Opening a restaurant is always a risky endeavor, but opening during a pandemic with the ever looming threat of a lockdown is a real roll of the dice. Nevertheless three new restaurants have chosen to make Keizer their new home– and now they’re in need of community support.

Though there is some COVID relief available for small businesses, the grants require records from pre-COVID to prove that a business has been affected. Because the Chicken Shack, Wicked Sweet Bakery and El Vaquero Santa Maria BBQ opened up afterwards, they are ineligible for the grants.

If these new restaurants are going to survive it will be based off of sales and revenue generation. In short, they need Keizerites to start coming through.

“Every person who owns a storefront here started with a dream,” said Markey Toomes, who co-owns The Chicken Shack with his wife Monica. Monica was handling the store during the interview time.

Markey’s specific dream was to own a franchise of his family’s favorite restaurant, the Chicken Shack. Originally from California, they fell in love with Oregon on a camping trip and decided to relocate.

The Toomes family found Keizer charming and after a year of planning, praying and searching, they opened The Chicken Shack’s first Oregon location in the Keizer Village.

“COVID is here and that has to be taken seriously, but to say that it’s strong enough to take away the dreams we’ve had? We can’t allow that,” Toomes said.

Though they came here to sell chicken, they also want to invest in the community. Part of why they love Keizer Village is because of all the community events the shopping center hosts – most of which have been canceled due to COVID.

“The other day at six o’clock half of my dining room was full of people in karate gear and gis. That’s not a liability, that’s a benefit to the community,” Toomes said. 

They gave over 50 kids free meals because of their accomplishments at the Keizer ATA, a martial arts studio. The Chicken Shack is also hosting Cook’s Night Out on Wednesday, Nov. 18.

“We would love to see the community come out and support us. We understand that they’re going through the same things we’re going through, it’s not like something where we’re asking them to carry us, but at the same time we do need their support for us to stay around,” Toomes said.

Their neighbor, Wicked Sweet Bakery, also started from a dream. Michael Peters and his wife, Kati, owned and operated The Doughnut Shop in Stayton for a little over a year before moving to Keizer with the hopes of making more money to support their family. Kati was busy prepping for the next day and was not present at the interview.

“There’s just less foot traffic than we had anticipated. In Stayton, which is a tiny town, I had more customers per day than I do here, and we did not expect that” Peters said.

In Stayton they focused on specialty donuts, but the larger space in Keizer has allowed them to expand to a full bakery with scones, cupcakes, cakes and donuts. They were originally slated to open in November of 2019, but got caught up in permitting issues and weren’t able to open until June.

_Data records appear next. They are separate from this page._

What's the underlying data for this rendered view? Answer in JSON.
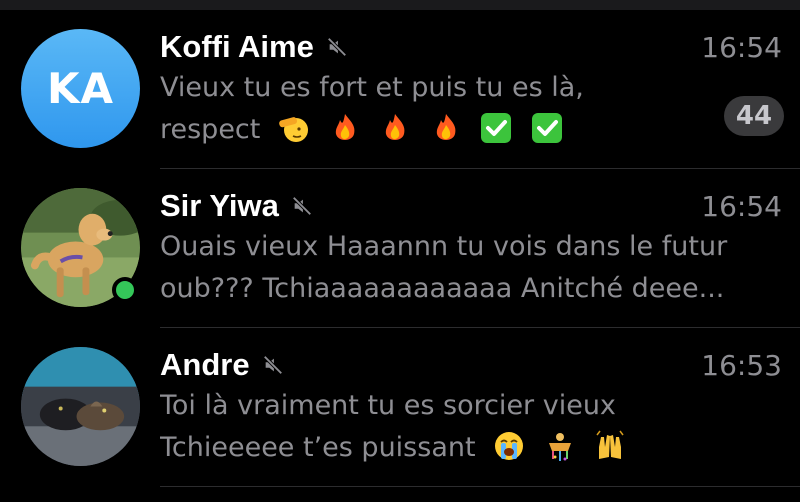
{
  "chats": [
    {
      "name": "Koffi Aime",
      "muted": true,
      "time": "16:54",
      "avatar": {
        "type": "initials",
        "initials": "KA",
        "color": "#3ea6f3"
      },
      "preview_line1": "Vieux tu es fort et puis tu es là,",
      "preview_line2": "respect",
      "preview_emojis": [
        "saluting-face-icon",
        "fire-icon",
        "fire-icon",
        "fire-icon",
        "check-mark-button-icon",
        "check-mark-button-icon"
      ],
      "unread_count": "44",
      "online": false
    },
    {
      "name": "Sir Yiwa",
      "muted": true,
      "time": "16:54",
      "avatar": {
        "type": "photo",
        "subject": "dog-on-grass"
      },
      "preview_line1": "Ouais vieux Haaannn tu vois dans le futur",
      "preview_line2": "oub??? Tchiaaaaaaaaaaaa Anitché deee...",
      "online": true
    },
    {
      "name": "Andre",
      "muted": true,
      "time": "16:53",
      "avatar": {
        "type": "photo",
        "subject": "cats-on-couch"
      },
      "preview_line1": "Toi là vraiment tu es sorcier vieux",
      "preview_line2": "Tchieeeee t’es puissant",
      "preview_emojis": [
        "loudly-crying-face-icon",
        "confetti-ball-icon",
        "raising-hands-icon"
      ],
      "online": false
    }
  ]
}
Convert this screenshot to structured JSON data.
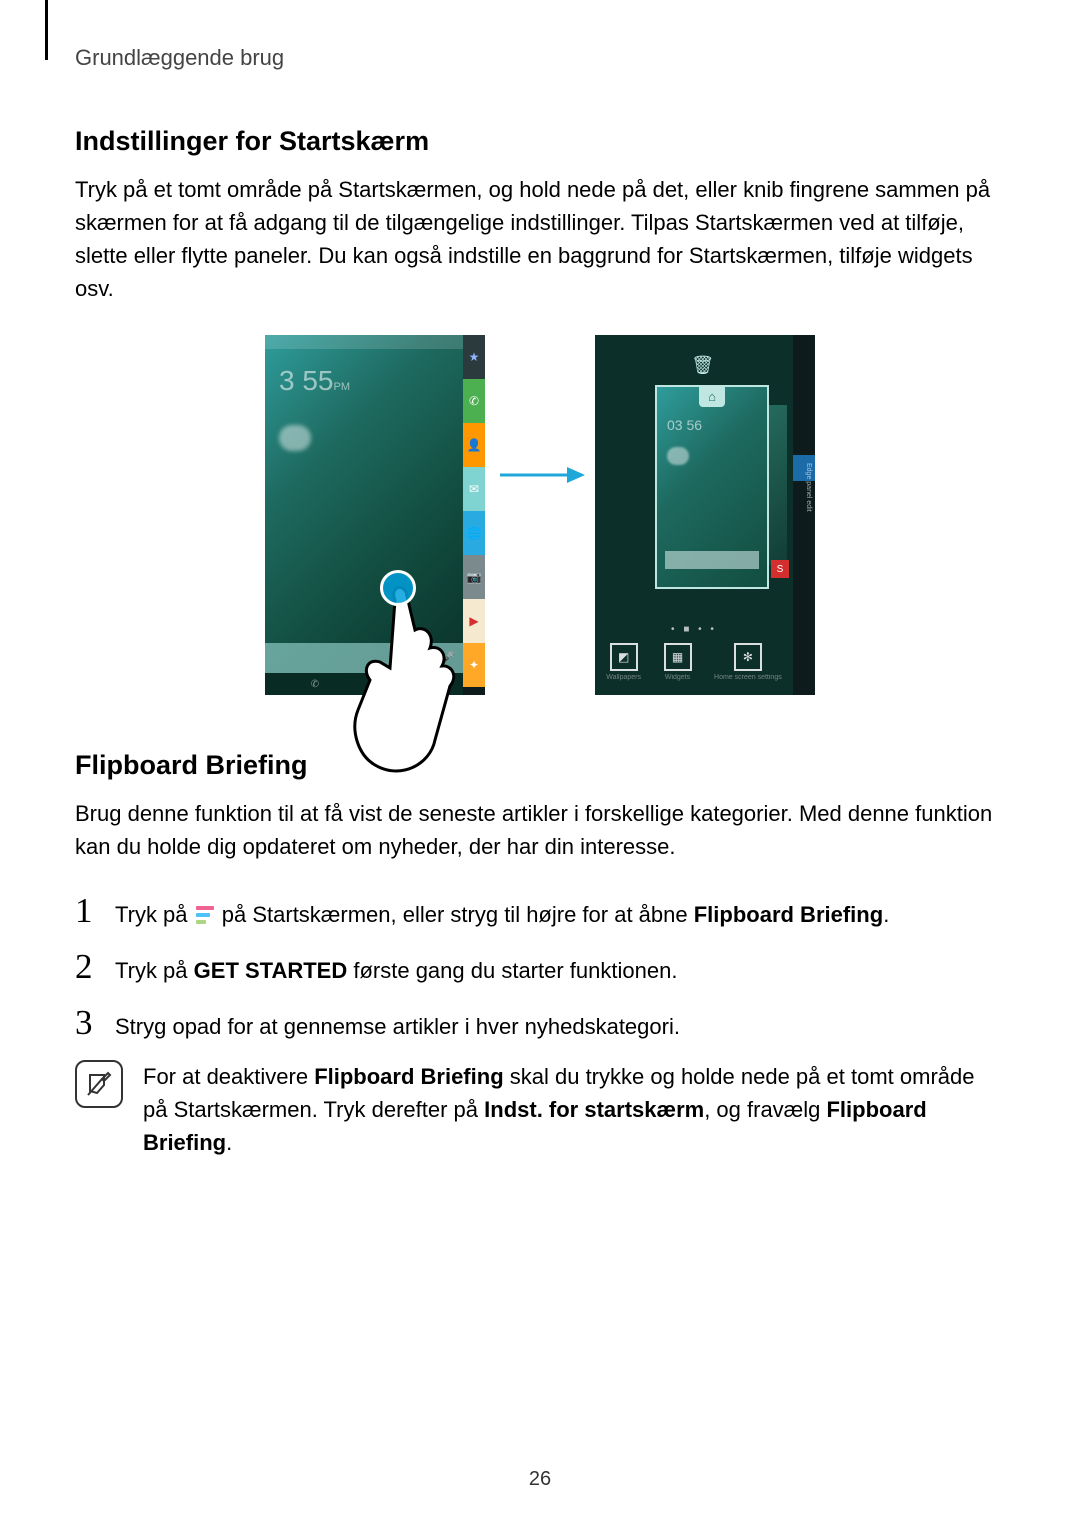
{
  "header": {
    "section": "Grundlæggende brug"
  },
  "section1": {
    "title": "Indstillinger for Startskærm",
    "body": "Tryk på et tomt område på Startskærmen, og hold nede på det, eller knib fingrene sammen på skærmen for at få adgang til de tilgængelige indstillinger. Tilpas Startskærmen ved at tilføje, slette eller flytte paneler. Du kan også indstille en baggrund for Startskærmen, tilføje widgets osv."
  },
  "figure": {
    "phone1": {
      "clock_time": "3 55",
      "clock_ampm": "PM",
      "edge_icons": [
        "star",
        "phone",
        "contact",
        "mail",
        "globe",
        "camera",
        "play",
        "tools"
      ]
    },
    "phone2": {
      "toolbar": [
        {
          "icon": "image",
          "label": "Wallpapers"
        },
        {
          "icon": "grid",
          "label": "Widgets"
        },
        {
          "icon": "gear",
          "label": "Home screen settings"
        }
      ],
      "edit_label": "Edge panel edit"
    }
  },
  "section2": {
    "title": "Flipboard Briefing",
    "body": "Brug denne funktion til at få vist de seneste artikler i forskellige kategorier. Med denne funktion kan du holde dig opdateret om nyheder, der har din interesse.",
    "steps": {
      "s1_a": "Tryk på ",
      "s1_b": " på Startskærmen, eller stryg til højre for at åbne ",
      "s1_c": "Flipboard Briefing",
      "s1_d": ".",
      "s2_a": "Tryk på ",
      "s2_b": "GET STARTED",
      "s2_c": " første gang du starter funktionen.",
      "s3": "Stryg opad for at gennemse artikler i hver nyhedskategori."
    },
    "note": {
      "a": "For at deaktivere ",
      "b": "Flipboard Briefing",
      "c": " skal du trykke og holde nede på et tomt område på Startskærmen. Tryk derefter på ",
      "d": "Indst. for startskærm",
      "e": ", og fravælg ",
      "f": "Flipboard Briefing",
      "g": "."
    }
  },
  "page_number": "26"
}
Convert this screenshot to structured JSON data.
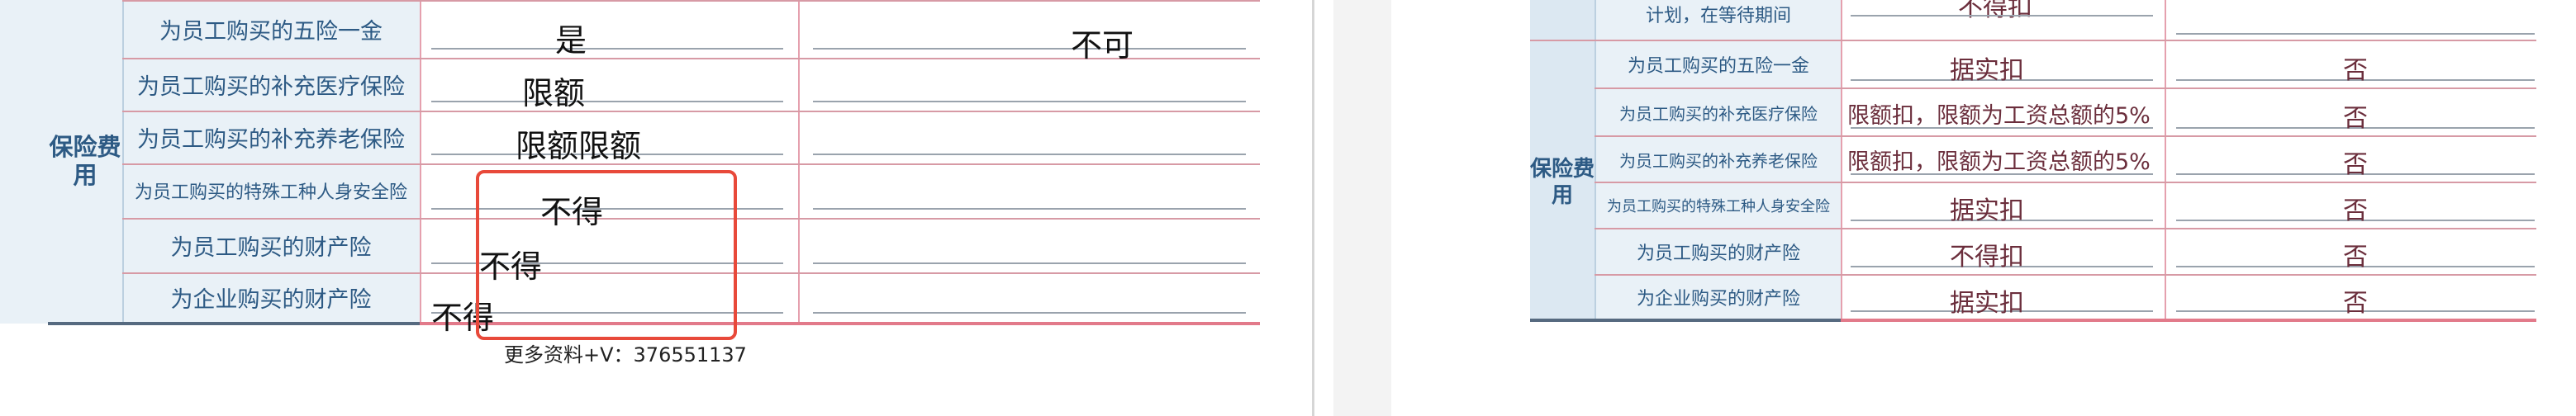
{
  "left_panel": {
    "category": "保险费用",
    "rows": [
      {
        "label": "为员工购买的五险一金",
        "answer": "是",
        "note": "不可"
      },
      {
        "label": "为员工购买的补充医疗保险",
        "answer": "限额"
      },
      {
        "label": "为员工购买的补充养老保险",
        "answer": "限额限额"
      },
      {
        "label": "为员工购买的特殊工种人身安全险",
        "answer": "不得"
      },
      {
        "label": "为员工购买的财产险",
        "answer": "不得"
      },
      {
        "label": "为企业购买的财产险",
        "answer": "不得"
      }
    ],
    "footer_note": "更多资料+V：376551137"
  },
  "right_panel": {
    "top_partial": {
      "label": "计划，在等待期间",
      "deduct": "不得扣"
    },
    "category": "保险费用",
    "rows": [
      {
        "label": "为员工购买的五险一金",
        "deduct": "据实扣",
        "adjust": "否"
      },
      {
        "label": "为员工购买的补充医疗保险",
        "deduct": "限额扣，限额为工资总额的5%",
        "adjust": "否"
      },
      {
        "label": "为员工购买的补充养老保险",
        "deduct": "限额扣，限额为工资总额的5%",
        "adjust": "否"
      },
      {
        "label": "为员工购买的特殊工种人身安全险",
        "deduct": "据实扣",
        "adjust": "否"
      },
      {
        "label": "为员工购买的财产险",
        "deduct": "不得扣",
        "adjust": "否"
      },
      {
        "label": "为企业购买的财产险",
        "deduct": "据实扣",
        "adjust": "否"
      }
    ]
  },
  "colors": {
    "highlight_box": "#e8493a",
    "table_border": "#d79aa5",
    "label_bg": "#e9f1f7",
    "label_text": "#2d5a84"
  }
}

“It hurt us because we didn’t have all the foot traffic to get known before it all closed down. I think it would have helped if we opened [then],” Peters said. Though he added from an employee standpoint it was probably better because they did not have to go through months of unemployment.

When the bakery opened in June they kept their lobby closed in an effort to be as COVID-conscious as possible, but with winter around the corner they’ve opened up their lobby to keep customers out of the harsher weather.

The Peters are friendly people who love food, and when they make friends with other people who love food, collaboration happens. So far Wicked Sweet Bakery has collaboration donuts in the works with The Chicken Shack, Uncle Troy’s BBQ and Sweet Licks.

“I’m like, ‘Hey, you guys have chicken, I have a waffle, let’s put them together,” Peter’s said. They are exploring more savory options for their menu.

El Vaquero expanded from a catering business to a sit-down restaurant in hopes of making more money, as COVID has been extremely rough on the catering business. They’re paying the bills but it comes with a price.

“We’re probably sitting at 60% take out right now compared to dine in,” said Orlando Cepeda, who owns El Vaquero with his wife, Kelly. Though it’s a good thing that people are eating their food, Cepeda misses the face to face interaction.

“I think it’s at par level for the situation we’re at right now and we’ve been very supported by the community, and we’re very grateful for that,” Cepeda said. According to the professionals he talked to before opening the restaurant, he expected more than 50% of orders to be take out.

Cepeda believes that this is the new normal for the time being, but he hopes one day he will be able to make personal connections with everyone who buys his food.

“I’d love to see everybody’s faces that eat our food. I’m always out on the floor, talking to folks and seeing their smile and hearing them say how wonderful the food is, but when people take it out you don’t get that same satisfaction,” Cepeda said.

All of the business owners understand that the community has been hit hard by COVID, but since they don’t qualify for any of the aid they are in more need of community support than some larger, chain restaurants.

Wicked Sweet Bakery and The Chicken Shack are located in the Keizer Village on River Road. El Vaquero Santa Maria BBQ is on River Road next to Dutch Bros.

“Thank you to the community for supporting us, we look forward to meeting more folks out there and we look forward to having you come in and say hello,” Cepeda said.